◆ **Work order**
Could you repeat every record below exactly as written?

─── Task inputs ───

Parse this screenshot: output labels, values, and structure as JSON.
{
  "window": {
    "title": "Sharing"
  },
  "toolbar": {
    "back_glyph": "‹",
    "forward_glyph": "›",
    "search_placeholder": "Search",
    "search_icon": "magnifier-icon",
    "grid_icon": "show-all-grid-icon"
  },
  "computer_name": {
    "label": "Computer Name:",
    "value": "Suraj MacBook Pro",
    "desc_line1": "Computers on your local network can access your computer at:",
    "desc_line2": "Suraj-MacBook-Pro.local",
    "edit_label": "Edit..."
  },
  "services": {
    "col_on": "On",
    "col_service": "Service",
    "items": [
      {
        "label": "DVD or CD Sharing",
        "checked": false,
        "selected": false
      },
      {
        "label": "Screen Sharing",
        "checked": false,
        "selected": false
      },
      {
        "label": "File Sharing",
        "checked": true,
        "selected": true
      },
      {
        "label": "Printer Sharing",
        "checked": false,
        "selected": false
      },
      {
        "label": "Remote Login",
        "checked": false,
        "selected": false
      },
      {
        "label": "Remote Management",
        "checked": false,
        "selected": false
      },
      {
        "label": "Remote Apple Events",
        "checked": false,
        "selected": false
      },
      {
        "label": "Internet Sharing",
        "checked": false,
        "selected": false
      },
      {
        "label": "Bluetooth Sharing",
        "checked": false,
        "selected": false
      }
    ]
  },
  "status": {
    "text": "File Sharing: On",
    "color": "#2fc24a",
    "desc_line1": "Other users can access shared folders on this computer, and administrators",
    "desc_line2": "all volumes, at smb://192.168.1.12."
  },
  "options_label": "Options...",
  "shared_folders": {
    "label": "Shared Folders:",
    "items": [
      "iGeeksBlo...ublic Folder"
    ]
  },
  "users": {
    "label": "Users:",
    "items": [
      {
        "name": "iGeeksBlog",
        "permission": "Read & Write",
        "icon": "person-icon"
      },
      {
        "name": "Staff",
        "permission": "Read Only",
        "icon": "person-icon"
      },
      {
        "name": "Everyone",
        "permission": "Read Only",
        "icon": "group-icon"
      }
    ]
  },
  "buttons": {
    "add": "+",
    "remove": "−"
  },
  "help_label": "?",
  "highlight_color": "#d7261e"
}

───

◆ **Solution to this problem**
Parse this screenshot: output labels, values, and structure as JSON.
{
  "window": {
    "title": "Sharing"
  },
  "toolbar": {
    "back_glyph": "‹",
    "forward_glyph": "›",
    "search_placeholder": "Search",
    "search_icon": "magnifier-icon",
    "grid_icon": "show-all-grid-icon"
  },
  "computer_name": {
    "label": "Computer Name:",
    "value": "Suraj MacBook Pro",
    "desc_line1": "Computers on your local network can access your computer at:",
    "desc_line2": "Suraj-MacBook-Pro.local",
    "edit_label": "Edit..."
  },
  "services": {
    "col_on": "On",
    "col_service": "Service",
    "items": [
      {
        "label": "DVD or CD Sharing",
        "checked": false,
        "selected": false
      },
      {
        "label": "Screen Sharing",
        "checked": false,
        "selected": false
      },
      {
        "label": "File Sharing",
        "checked": true,
        "selected": true
      },
      {
        "label": "Printer Sharing",
        "checked": false,
        "selected": false
      },
      {
        "label": "Remote Login",
        "checked": false,
        "selected": false
      },
      {
        "label": "Remote Management",
        "checked": false,
        "selected": false
      },
      {
        "label": "Remote Apple Events",
        "checked": false,
        "selected": false
      },
      {
        "label": "Internet Sharing",
        "checked": false,
        "selected": false
      },
      {
        "label": "Bluetooth Sharing",
        "checked": false,
        "selected": false
      }
    ]
  },
  "status": {
    "text": "File Sharing: On",
    "color": "#2fc24a",
    "desc_line1": "Other users can access shared folders on this computer, and administrators",
    "desc_line2": "all volumes, at smb://192.168.1.12."
  },
  "options_label": "Options...",
  "shared_folders": {
    "label": "Shared Folders:",
    "items": [
      "iGeeksBlo...ublic Folder"
    ]
  },
  "users": {
    "label": "Users:",
    "items": [
      {
        "name": "iGeeksBlog",
        "permission": "Read & Write",
        "icon": "person-icon"
      },
      {
        "name": "Staff",
        "permission": "Read Only",
        "icon": "person-icon"
      },
      {
        "name": "Everyone",
        "permission": "Read Only",
        "icon": "group-icon"
      }
    ]
  },
  "buttons": {
    "add": "+",
    "remove": "−"
  },
  "help_label": "?",
  "highlight_color": "#d7261e"
}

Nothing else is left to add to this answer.